Dave Coggan

Be your own boss? (1988)

The Running Commentary column from the April 1988 issue of the Socialist Standard

During the nineteenth century Samuel Smiles offered the doctrine of hard work and abstinence to the British working class as a path from the poverty and suffering they experienced during the "golden era" of empire and industry.

Today the government peddles a similar message of self-help to the unemployed through its Enterprise Allowance Scheme with advice on how to become self-employed. The Prime Minister has revealed her vision for the future — a nation of self- employed. This is a bold vision in its denial of economic reality but it does reflect the pressures of party politics.

At the heart of the matter is government concern over unemployment levels and the consequent fear of losing power at the ballot box. This is a problem that has been faced by successive governments, whether Conservative, Labour, or Liberal (and will no doubt prove a source of worry to the new SLDP). Each has offered a variety of "solutions" that have proved useless without exception. Unfortunately for all parties hoping to capture power and administer capitalism the problem remains that unemployment is an inherent part of the capitalist economy and not capitalism gone wrong. As such the "solutions” offered by these parties and their accompanying economic advisers are spurious and, regardless of the promises, unemployment will be relatively high or low depending on the prospects for the capitalist class of realising a profit given prevailing market conditions. If the economy is expanding the capitalist will draw on the reserve of unemployed workers to increase production. When the economy contracts redundancy notices are issued.

The present government is offering the unemployed worker a chance to Be Your Own Boss. This self help booklet is available at Job Centres and offers advice and financial assistance in setting up your own business. It promises that "You won't have a boss breathing down your neck" (not that the target audience has the luxury of this inconvenience) and offers a list of services you could provide as a budding entrepreneur. Among the services listed that could launch you on the road to prosperity are: picture framing, making pottery, sign writing, gardening and child minding. Contact with reality is avoided by ignoring those crucial elements of market economy — competition and profitability. The reader is simply advised to identify a service that cannot be obtained at the "right price" in the area they live. The realities of the market place are left further behind when advice is offered on forming a co-operative. A co-op may suit you if you are ". . . more interested in serving the community than making profits". It would be hard to find a more cynical denial of the priorities of capitalism than to offer hope to unemployed workers by implying that a desire to help others may be enough to earn a living.
Tony Dobson

The Passing Show: Sons of Peace (1965)

The Passing Show Column from the September 1965 issue of the Socialist Standard

Sons of Peace
We have only to mention such names as Berlin, Korea, Suez, Lebanon and 'Cuba, to recognise something they all have in common. All of them have at some time or other been trigger spots over which an extra large squabble has threatened something even bigger and more horrifying.
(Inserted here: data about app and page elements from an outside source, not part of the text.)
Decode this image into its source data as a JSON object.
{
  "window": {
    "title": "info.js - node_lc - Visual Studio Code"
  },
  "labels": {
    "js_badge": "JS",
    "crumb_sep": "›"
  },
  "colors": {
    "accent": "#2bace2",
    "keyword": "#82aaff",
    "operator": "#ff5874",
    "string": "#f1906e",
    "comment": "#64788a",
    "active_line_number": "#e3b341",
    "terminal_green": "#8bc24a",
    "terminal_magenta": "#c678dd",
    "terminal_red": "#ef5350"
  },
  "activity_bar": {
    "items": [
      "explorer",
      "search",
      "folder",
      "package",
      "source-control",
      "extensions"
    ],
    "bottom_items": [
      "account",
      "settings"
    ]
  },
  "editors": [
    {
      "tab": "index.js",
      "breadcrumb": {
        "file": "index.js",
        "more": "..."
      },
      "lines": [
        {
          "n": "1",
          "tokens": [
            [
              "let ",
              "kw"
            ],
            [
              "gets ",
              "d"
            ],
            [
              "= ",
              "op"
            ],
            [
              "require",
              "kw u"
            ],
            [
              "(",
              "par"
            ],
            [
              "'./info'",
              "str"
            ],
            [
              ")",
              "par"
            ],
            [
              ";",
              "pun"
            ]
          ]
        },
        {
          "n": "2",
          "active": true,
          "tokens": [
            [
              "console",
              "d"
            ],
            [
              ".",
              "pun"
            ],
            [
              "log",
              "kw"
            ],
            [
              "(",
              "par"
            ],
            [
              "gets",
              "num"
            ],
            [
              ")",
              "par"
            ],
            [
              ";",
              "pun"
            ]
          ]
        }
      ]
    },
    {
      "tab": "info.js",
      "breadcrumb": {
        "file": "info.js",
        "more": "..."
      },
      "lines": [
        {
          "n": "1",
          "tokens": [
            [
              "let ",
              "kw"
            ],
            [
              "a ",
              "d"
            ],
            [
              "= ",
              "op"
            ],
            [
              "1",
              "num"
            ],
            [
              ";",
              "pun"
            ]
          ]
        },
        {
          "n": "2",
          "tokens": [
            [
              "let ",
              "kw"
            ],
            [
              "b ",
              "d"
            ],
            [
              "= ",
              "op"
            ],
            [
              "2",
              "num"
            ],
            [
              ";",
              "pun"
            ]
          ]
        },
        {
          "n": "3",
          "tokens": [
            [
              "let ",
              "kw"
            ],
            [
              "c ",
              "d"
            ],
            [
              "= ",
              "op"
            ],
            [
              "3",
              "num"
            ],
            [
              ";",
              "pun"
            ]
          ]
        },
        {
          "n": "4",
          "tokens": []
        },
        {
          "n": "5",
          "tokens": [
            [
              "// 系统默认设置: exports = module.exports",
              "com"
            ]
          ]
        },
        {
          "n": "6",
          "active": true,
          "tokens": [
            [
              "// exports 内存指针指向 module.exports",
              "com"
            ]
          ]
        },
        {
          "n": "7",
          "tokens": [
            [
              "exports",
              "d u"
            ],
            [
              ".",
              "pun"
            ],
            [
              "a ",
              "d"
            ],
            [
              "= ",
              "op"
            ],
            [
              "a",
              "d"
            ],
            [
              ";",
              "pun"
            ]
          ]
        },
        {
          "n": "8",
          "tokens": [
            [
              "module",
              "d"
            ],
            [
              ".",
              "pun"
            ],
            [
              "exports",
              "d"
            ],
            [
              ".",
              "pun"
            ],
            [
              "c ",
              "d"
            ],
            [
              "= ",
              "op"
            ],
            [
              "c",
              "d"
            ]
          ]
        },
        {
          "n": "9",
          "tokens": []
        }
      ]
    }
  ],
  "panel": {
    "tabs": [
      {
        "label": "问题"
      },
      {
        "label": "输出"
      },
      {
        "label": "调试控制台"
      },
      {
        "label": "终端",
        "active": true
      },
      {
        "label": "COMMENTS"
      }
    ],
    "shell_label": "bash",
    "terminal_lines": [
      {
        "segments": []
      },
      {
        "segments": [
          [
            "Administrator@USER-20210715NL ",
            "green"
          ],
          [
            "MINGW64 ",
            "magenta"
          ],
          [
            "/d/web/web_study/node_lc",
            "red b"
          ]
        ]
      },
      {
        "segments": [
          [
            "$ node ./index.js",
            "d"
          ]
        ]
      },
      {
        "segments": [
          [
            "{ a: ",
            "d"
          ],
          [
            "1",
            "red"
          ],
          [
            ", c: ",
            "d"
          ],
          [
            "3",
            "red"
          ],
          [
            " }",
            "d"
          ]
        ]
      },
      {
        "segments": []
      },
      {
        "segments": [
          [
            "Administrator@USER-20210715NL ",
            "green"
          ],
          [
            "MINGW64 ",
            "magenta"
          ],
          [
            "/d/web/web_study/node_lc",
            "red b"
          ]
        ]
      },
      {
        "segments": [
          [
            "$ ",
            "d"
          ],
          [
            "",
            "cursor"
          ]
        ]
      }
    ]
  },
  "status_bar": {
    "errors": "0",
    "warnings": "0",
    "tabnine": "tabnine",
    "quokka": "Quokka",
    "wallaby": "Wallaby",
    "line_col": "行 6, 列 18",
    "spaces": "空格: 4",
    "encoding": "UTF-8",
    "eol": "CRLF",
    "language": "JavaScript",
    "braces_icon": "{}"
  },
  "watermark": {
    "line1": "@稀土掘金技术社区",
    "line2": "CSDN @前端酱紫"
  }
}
At the time of writing, Vietnam is the current trigger spot and even the most ignorant must be aware of the slaughter which is going on there.

President Johnson has announced that the U.S. forces will be increased by fifty thousand men—“We are not going to be pushed out of Vietnam”, he says with cold-blooded frankness. His move, we can be sure, will be matched by the Vietcong and their supporters, and the situation moves one step further up the escalator.
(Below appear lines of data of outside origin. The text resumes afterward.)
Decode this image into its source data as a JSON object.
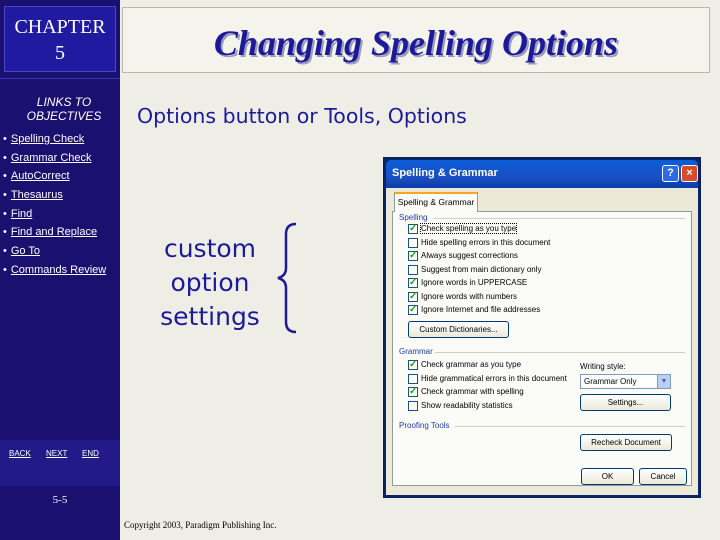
{
  "sidebar": {
    "chapter_line1": "CHAPTER",
    "chapter_line2": "5",
    "links_title_line1": "LINKS TO",
    "links_title_line2": "OBJECTIVES",
    "links": [
      {
        "label": "Spelling Check"
      },
      {
        "label": "Grammar Check"
      },
      {
        "label": "AutoCorrect"
      },
      {
        "label": "Thesaurus"
      },
      {
        "label": "Find"
      },
      {
        "label": "Find and Replace"
      },
      {
        "label": "Go To"
      },
      {
        "label": "Commands Review"
      }
    ],
    "back_label": "BACK",
    "next_label": "NEXT",
    "end_label": "END",
    "page_number": "5-5"
  },
  "slide": {
    "title": "Changing Spelling Options",
    "subtitle": "Options button or Tools, Options",
    "callout_line1": "custom",
    "callout_line2": "option",
    "callout_line3": "settings",
    "copyright": "Copyright 2003, Paradigm Publishing Inc."
  },
  "dialog": {
    "title": "Spelling & Grammar",
    "help_icon_glyph": "?",
    "close_icon_glyph": "×",
    "tab_label": "Spelling & Grammar",
    "spelling_group": "Spelling",
    "spelling_options": [
      {
        "label": "Check spelling as you type",
        "checked": true
      },
      {
        "label": "Hide spelling errors in this document",
        "checked": false
      },
      {
        "label": "Always suggest corrections",
        "checked": true
      },
      {
        "label": "Suggest from main dictionary only",
        "checked": false
      },
      {
        "label": "Ignore words in UPPERCASE",
        "checked": true
      },
      {
        "label": "Ignore words with numbers",
        "checked": true
      },
      {
        "label": "Ignore Internet and file addresses",
        "checked": true
      }
    ],
    "custom_dictionaries_button": "Custom Dictionaries...",
    "grammar_group": "Grammar",
    "grammar_options": [
      {
        "label": "Check grammar as you type",
        "checked": true
      },
      {
        "label": "Hide grammatical errors in this document",
        "checked": false
      },
      {
        "label": "Check grammar with spelling",
        "checked": true
      },
      {
        "label": "Show readability statistics",
        "checked": false
      }
    ],
    "writing_style_label": "Writing style:",
    "writing_style_value": "Grammar Only",
    "settings_button": "Settings...",
    "proofing_group": "Proofing Tools",
    "recheck_button": "Recheck Document",
    "ok_button": "OK",
    "cancel_button": "Cancel"
  },
  "colors": {
    "sidebar_background": "#1a1070",
    "title_text": "#1d1a9a",
    "dialog_titlebar": "#0a5ed8"
  }
}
But you may or may not have noticed the hypocrisy that gushes to the surface at a time like this. Nobody likes going out to war, but once it starts it’s difficult to stop, so there’s plenty of political prestige for the capitalist politician of perhaps a smaller “uncommitted” power if he can convince people that he has been responsible for putting a stop to the fighting. It’s a bandwagon which rolls merrily along, pausing only briefly between blood baths, and the assortment of individuals clambering aboard is bizarre indeed.
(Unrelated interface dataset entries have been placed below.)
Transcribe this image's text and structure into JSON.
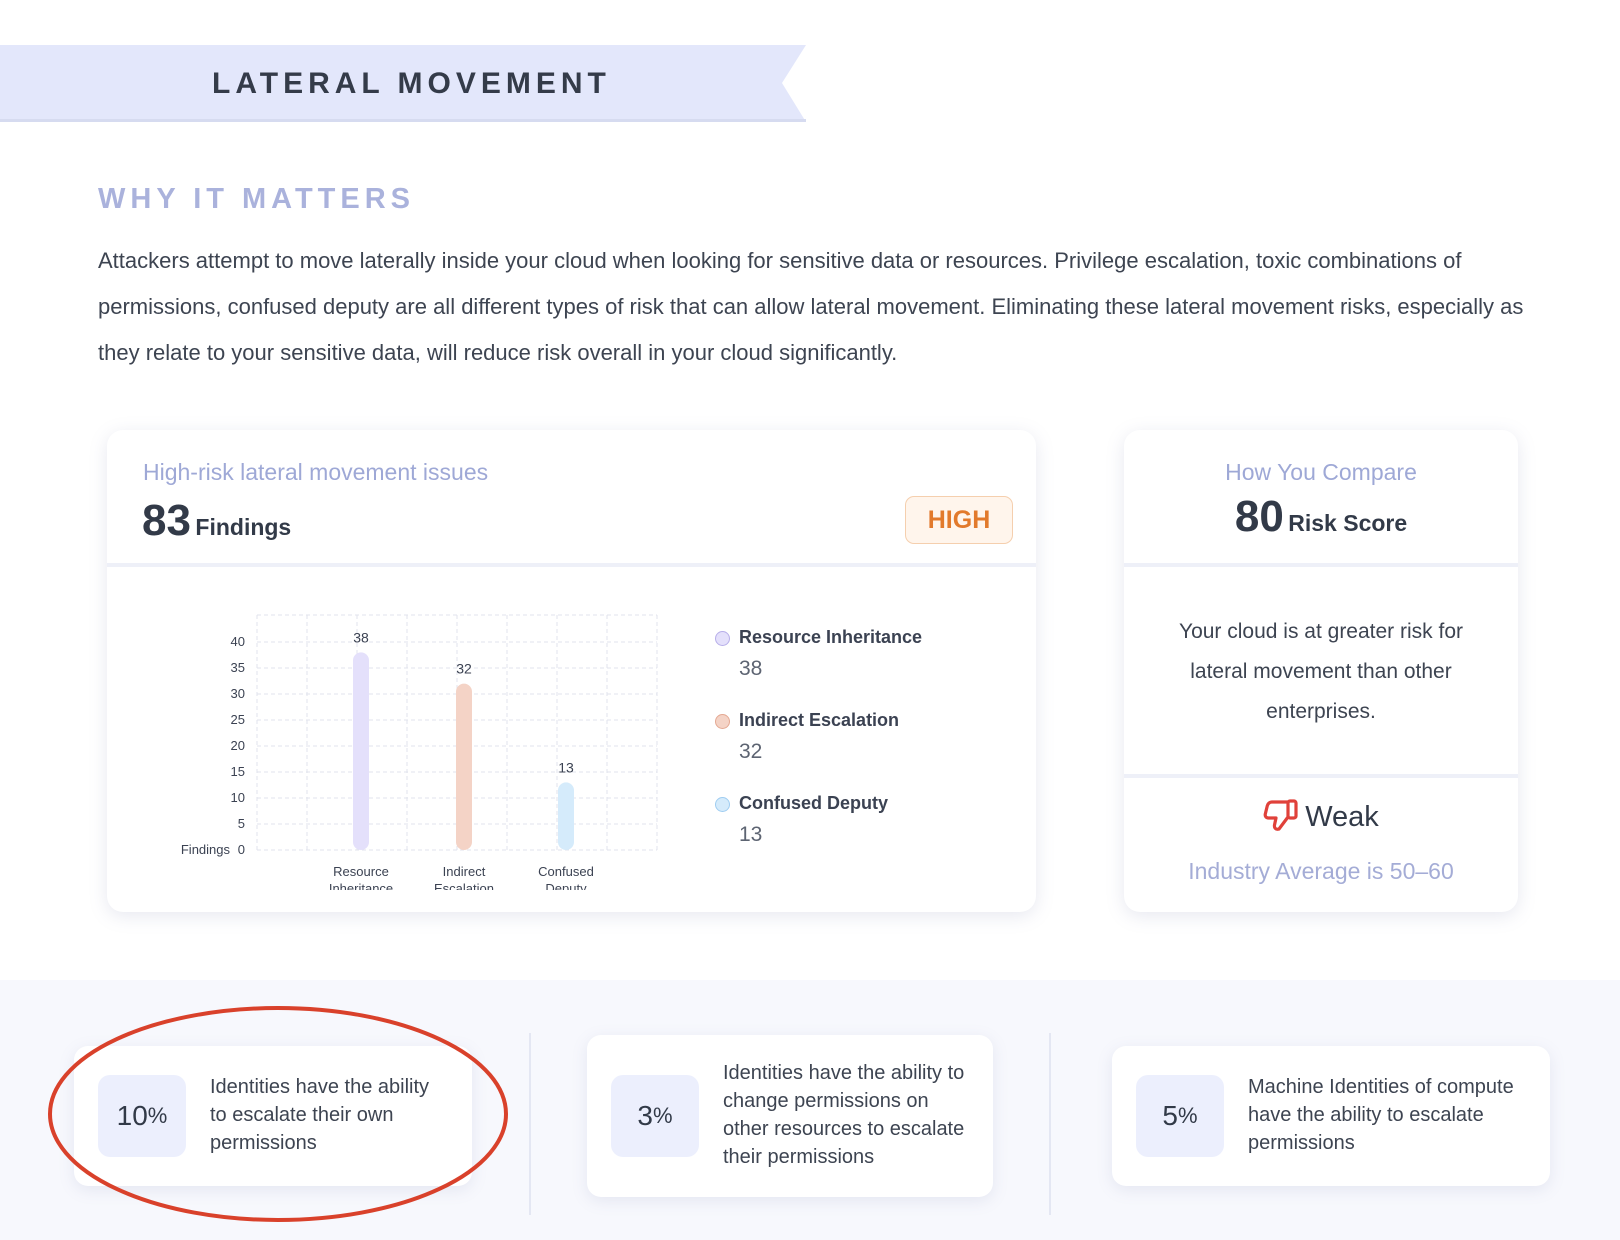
{
  "banner": {
    "title": "LATERAL MOVEMENT"
  },
  "why": {
    "heading": "WHY IT MATTERS",
    "body": "Attackers attempt to move laterally inside your cloud when looking for sensitive data or resources. Privilege escalation, toxic combinations of permissions, confused deputy are all different types of risk that can allow lateral movement. Eliminating these lateral movement risks, especially as they relate to your sensitive data, will reduce risk overall in your cloud significantly."
  },
  "issues_card": {
    "label": "High-risk lateral movement issues",
    "count": "83",
    "count_unit": "Findings",
    "severity": "HIGH",
    "severity_color": "#e27a2c"
  },
  "chart_data": {
    "type": "bar",
    "categories": [
      "Resource Inheritance",
      "Indirect Escalation",
      "Confused Deputy"
    ],
    "category_lines": [
      [
        "Resource",
        "Inheritance"
      ],
      [
        "Indirect",
        "Escalation"
      ],
      [
        "Confused",
        "Deputy"
      ]
    ],
    "values": [
      38,
      32,
      13
    ],
    "colors": [
      "#e4e0fb",
      "#f4d3c6",
      "#d5ebfb"
    ],
    "ylabel": "Findings",
    "ylim": [
      0,
      40
    ],
    "yticks": [
      0,
      5,
      10,
      15,
      20,
      25,
      30,
      35,
      40
    ],
    "grid": true,
    "legend": "right"
  },
  "legend": [
    {
      "name": "Resource Inheritance",
      "value": "38",
      "color": "#e4e0fb",
      "border": "#b7aee9"
    },
    {
      "name": "Indirect Escalation",
      "value": "32",
      "color": "#f4d3c6",
      "border": "#e4a892"
    },
    {
      "name": "Confused Deputy",
      "value": "13",
      "color": "#d5ebfb",
      "border": "#9fcdf1"
    }
  ],
  "compare_card": {
    "label": "How You Compare",
    "score": "80",
    "score_unit": "Risk Score",
    "text": "Your cloud is at greater risk for lateral movement than other enterprises.",
    "rating": "Weak",
    "rating_icon": "thumbs-down-icon",
    "rating_color": "#e0413a",
    "average": "Industry Average is 50–60"
  },
  "stats": [
    {
      "pct": "10",
      "pct_sign": "%",
      "text": "Identities have the ability to escalate their own permissions"
    },
    {
      "pct": "3",
      "pct_sign": "%",
      "text": "Identities have the ability to change permissions on other resources to escalate their permissions"
    },
    {
      "pct": "5",
      "pct_sign": "%",
      "text": "Machine Identities of compute have the ability to escalate permissions"
    }
  ]
}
You may recall Korea, for example, and the appeals of the Indian government for a cessation of the hostilities—the very power which had gone to war only a few years before with Pakistan over the Kashmir issue. Since then Goa and the Rann of Kutch have been added to the nasty little list of “incidents” over which the Indian rulers have used force to push their interests, but these have not prevented the late Mr. Nehru, and his successor Mr. Shastri, from posing as peaceful mediators when some of the bigger powers have squabbled.

Perhaps you can think of any number of other examples, but to bring you up to date, the bandwagon has a new passenger. The Guardian of August 22nd reports that the gentle warrior Marshal Tito is trying to get a peace conference going over Vietnam. He will also ask that other war hater President Nasser of Egypt, to urge the peace loving Chou en-lai of China to “take a more constructive role in the Vietnam Crisis”. Apparently these moves are a result of talks in Belgrade between Tito and the Indian Prime Minister—obviously, whoever slips off the bandwagon, Mr. Shastri is determined to stay on it.

Just what the word “constructive” means in this context is anyone’s guess. As far as the contestants are concerned it will be only when the other side backs down, and until that happens, the slaughter and destruction will continue. So will the crocodile tears and the hypocrisy.

The government announced at the beginning of August that the immigrant quota is to be severely curtailed. About 300,000 Commonwealth applicants won’t stand a chance of entry, and only some 8,500 work vouchers a year will be issued. A far cry from the days of unqualified Labour opposition to restriction when Gaitskell was their leader? Maybe, but a politically popular decision nevertheless, and that’s what matters to the parties of capitalism.

Ironic is it not, then, to look further afield and find that the Australian Labour Party has now taken the opposite stand to that of its British counterpart, although it has always been a staunch supporter of a “white Australia” policy. Its statement of August 2nd says:
Convinced that an increased population is vital to Australia’s future, the Australian Labour Party will support and uphold a vigorous and expanding immigration programme administered with sympathy, understanding and tolerance. (Guardian, 3/8/65).
Now there may be a number of reasons for this change of front. Although the policy up to now has been to encourage British and Europeans and discourage Asians and other coloureds, Australian capitalism has been short of labour power for a long time, and the present policy has not succeeded in overcoming it. Then again, the Australian Labour Party may have its eye on the new independent Asian states not very far away, and its new policy could be an attempt to placate them (President Sukarno of Indonesia has for his part been saying some nice things about Australia just lately). Or maybe it’s a combination of factors, all contributing to what the ALP thinks are modern capitalism’s requirements. One thing is certain from the statement above, and that is that it’s not brotherly love for the coloured worker that has motivated it. )

But don't forget that the ALP is not in power at present, and if it ever does become the government again, we could well see a volte face if the situation demanded it. Hie labour Party may do the proposing, hut capitalism always does the disposing.

  NATO has been a success and the measure of thai success has been the shift of the threat from the West to the East (Mr. R. Maudling in a Commons debate. 20/7/65)
  Nobody has put any pressure on me to resign and nobody has suggested that I should go, but there are those who feel that a change of leadership would be right. (Sir A. Douglas Home, on his resignation. 22/7/65).
 Since 1945 it has become plain that the alternative government system is a defective means of securing national recognition of economic facts which exist whichever party is in power. (Guardian political correspondent, 29/7/65).
 The new leader sounded decidedly thin when it came to the Conservative remedies, many of which sounded nearly indistinguishable from Labour remedies. (Guardian comment on Commons censure debate, 3/8/65)
Eddie Critchfield